Yesterday's Boston Globe carried this odd piece concerning the frustrations feminists feel over Hillary Clinton's struggling campaign. Many feminists believe that, despite an impressive resume, a "...female candidate with a hyper-substantive career is now threatened with losing the nomination to a man who charismatic style and rhetoric are trumping her decades of experience." They argue that Clinton faces a diabolical Catch-22 "because she never would have been able to reach the final stages of the nomination process unless she had spent her life emphasizing her professional record over stylistic abilities."
The flaw here is that the perception Clinton's supporters have of her diverges from that of other Democrats:
- Voters don't necessarily see Clinton's career as "hyper-substantive." She would likely not be either senator or formidable candidate were her name Hillary Rodham: She acquired her current status by virtue of being First Lady. Moreover, her chief initiative as First Lady -- the attempt at universal health care -- was a failure in large part because of her errors;
- Clinton left the White House a controversial figure. Her unfavorable rating has hovered at 40% or above since 2000, at least in part because she never shook the perception of being a key behind-the-scenes figure in the Travelgate affair;
- As recent as January, her rational for running was unclear. I watched a complete debate in mid-January. She impressed with her command of the facts, but never really said why she wanted to be president or where she wanted to take the country.
- The decision to go negative against Barack Obama in South Carolina and in effect play the race card boomeranged on her, and left many undecided Democrats and previous supporters with a bad taste in their mouths;

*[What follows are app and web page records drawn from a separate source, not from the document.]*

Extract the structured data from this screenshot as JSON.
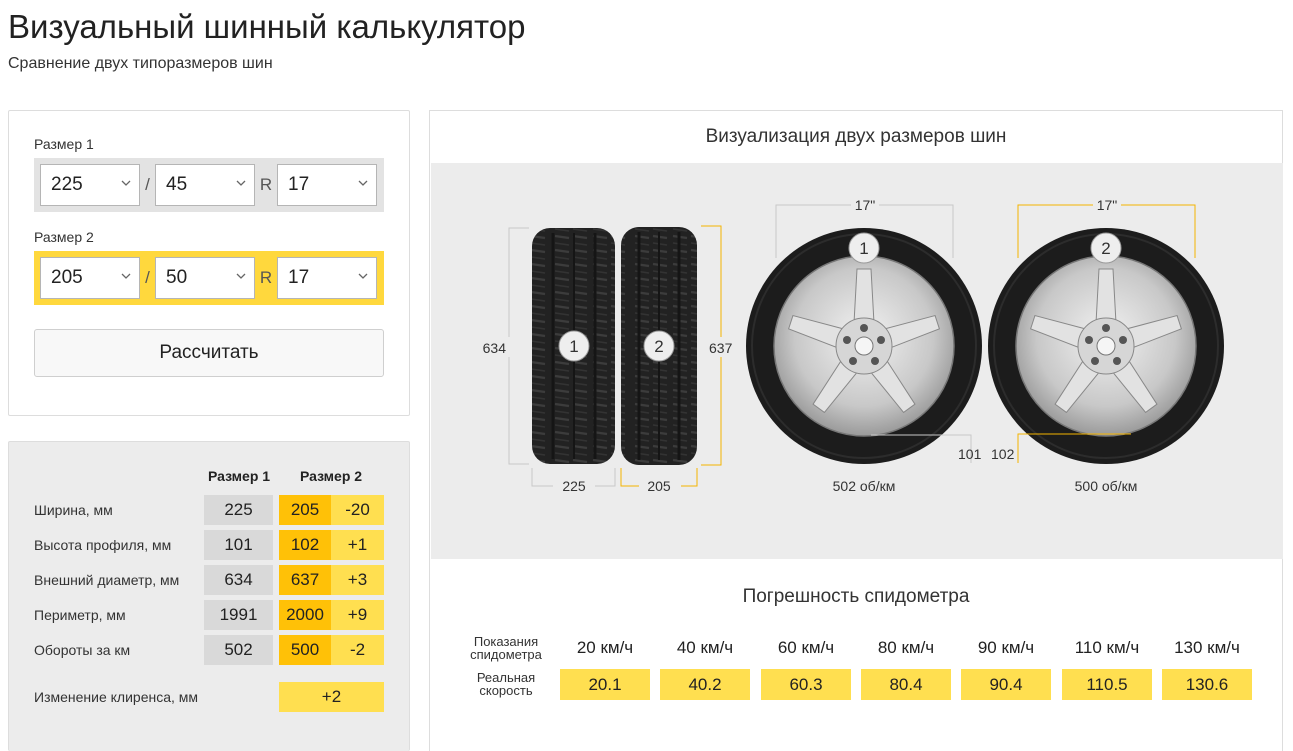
{
  "header": {
    "title": "Визуальный шинный калькулятор",
    "subtitle": "Сравнение двух типоразмеров шин"
  },
  "form": {
    "size1": {
      "label": "Размер 1",
      "width": "225",
      "profile": "45",
      "rim": "17"
    },
    "size2": {
      "label": "Размер 2",
      "width": "205",
      "profile": "50",
      "rim": "17"
    },
    "slash": "/",
    "r": "R",
    "calculate_label": "Рассчитать"
  },
  "results": {
    "col1": "Размер 1",
    "col2": "Размер 2",
    "rows": [
      {
        "label": "Ширина, мм",
        "v1": "225",
        "v2": "205",
        "diff": "-20"
      },
      {
        "label": "Высота профиля, мм",
        "v1": "101",
        "v2": "102",
        "diff": "+1"
      },
      {
        "label": "Внешний диаметр, мм",
        "v1": "634",
        "v2": "637",
        "diff": "+3"
      },
      {
        "label": "Периметр, мм",
        "v1": "1991",
        "v2": "2000",
        "diff": "+9"
      },
      {
        "label": "Обороты за км",
        "v1": "502",
        "v2": "500",
        "diff": "-2"
      }
    ],
    "clearance_label": "Изменение клиренса, мм",
    "clearance_value": "+2"
  },
  "visualization": {
    "title": "Визуализация двух размеров шин",
    "side": {
      "badge1": "1",
      "badge2": "2",
      "height1": "634",
      "height2": "637",
      "width1": "225",
      "width2": "205"
    },
    "wheel1": {
      "badge": "1",
      "rim": "17\"",
      "profile": "101",
      "rpm": "502 об/км"
    },
    "wheel2": {
      "badge": "2",
      "rim": "17\"",
      "profile": "102",
      "rpm": "500 об/км"
    },
    "colors": {
      "size1_lines": "#c8c8c8",
      "size2_lines": "#f5b400",
      "accent": "#ffdf50"
    }
  },
  "speedometer": {
    "title": "Погрешность спидометра",
    "row1_label": "Показания спидометра",
    "row2_label": "Реальная скорость",
    "readings": [
      "20 км/ч",
      "40 км/ч",
      "60 км/ч",
      "80 км/ч",
      "90 км/ч",
      "110 км/ч",
      "130 км/ч"
    ],
    "real": [
      "20.1",
      "40.2",
      "60.3",
      "80.4",
      "90.4",
      "110.5",
      "130.6"
    ]
  }
}
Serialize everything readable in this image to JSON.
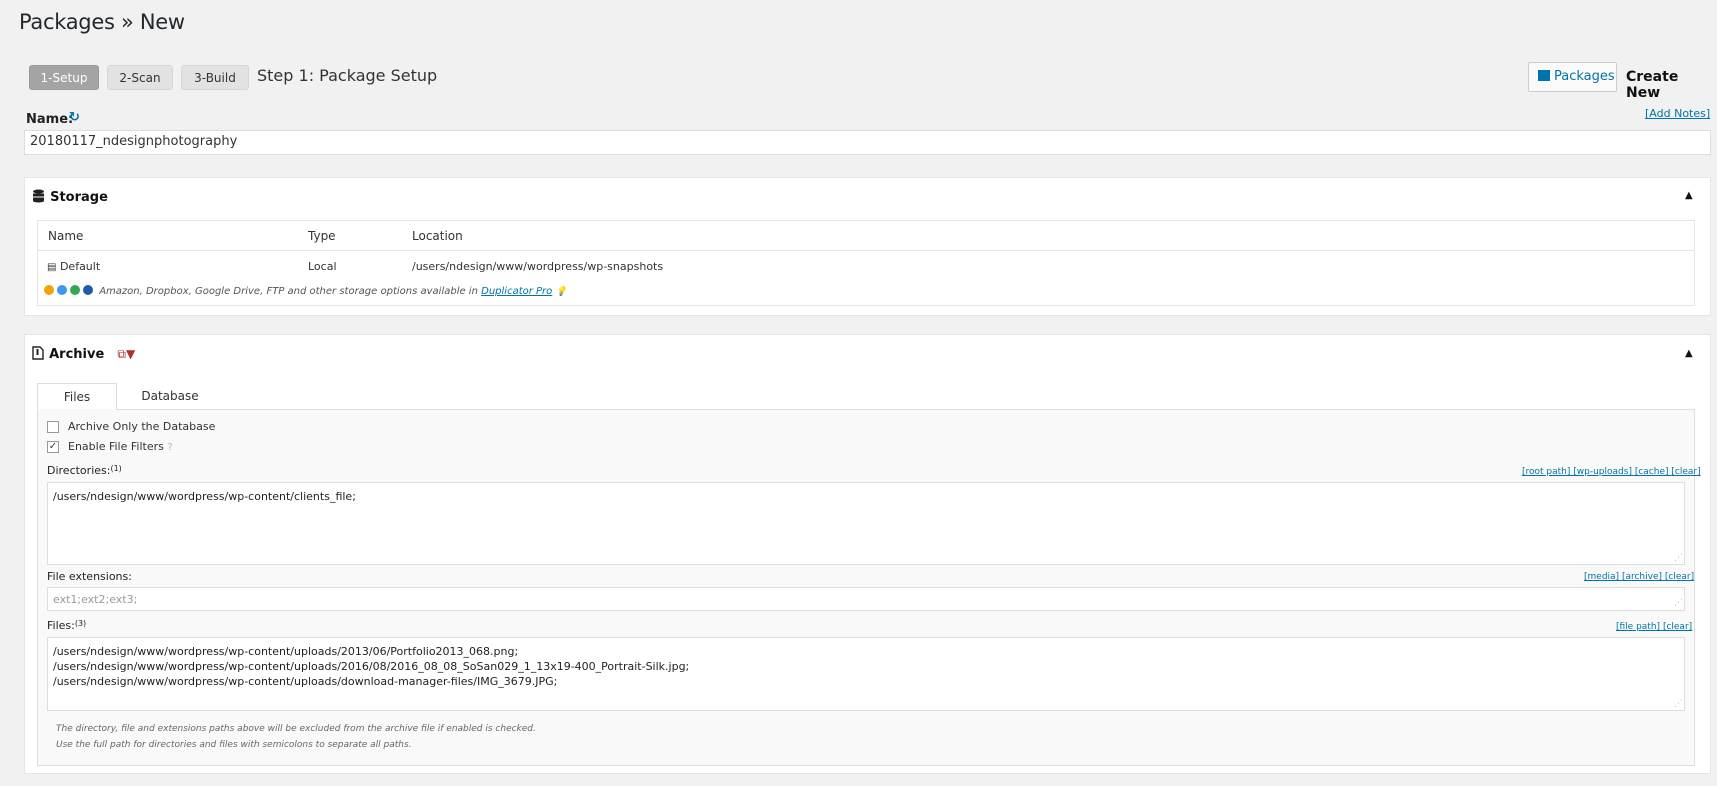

- She voted in favor of the 2002 Iraq War Resolution, which authorized the use of military force against Iraq. Moreover, she opposed the Levin Amendment, which among other things would have required a separate Congressional vote to approve a unilateral invasion of Iraq. As she has never repudiated these votes, they have caused her no end of grief with the Democratic party base, which vehemently opposed the war from the onset. It didn't help that her votes appeared to be ones of political expedience and not conscience and conviction.
Clinton has many strengths and would make a fine president, but she's not the sterling picture of expertise that she presents herself as. How can anyone complain if Democratic party voters have figured that out?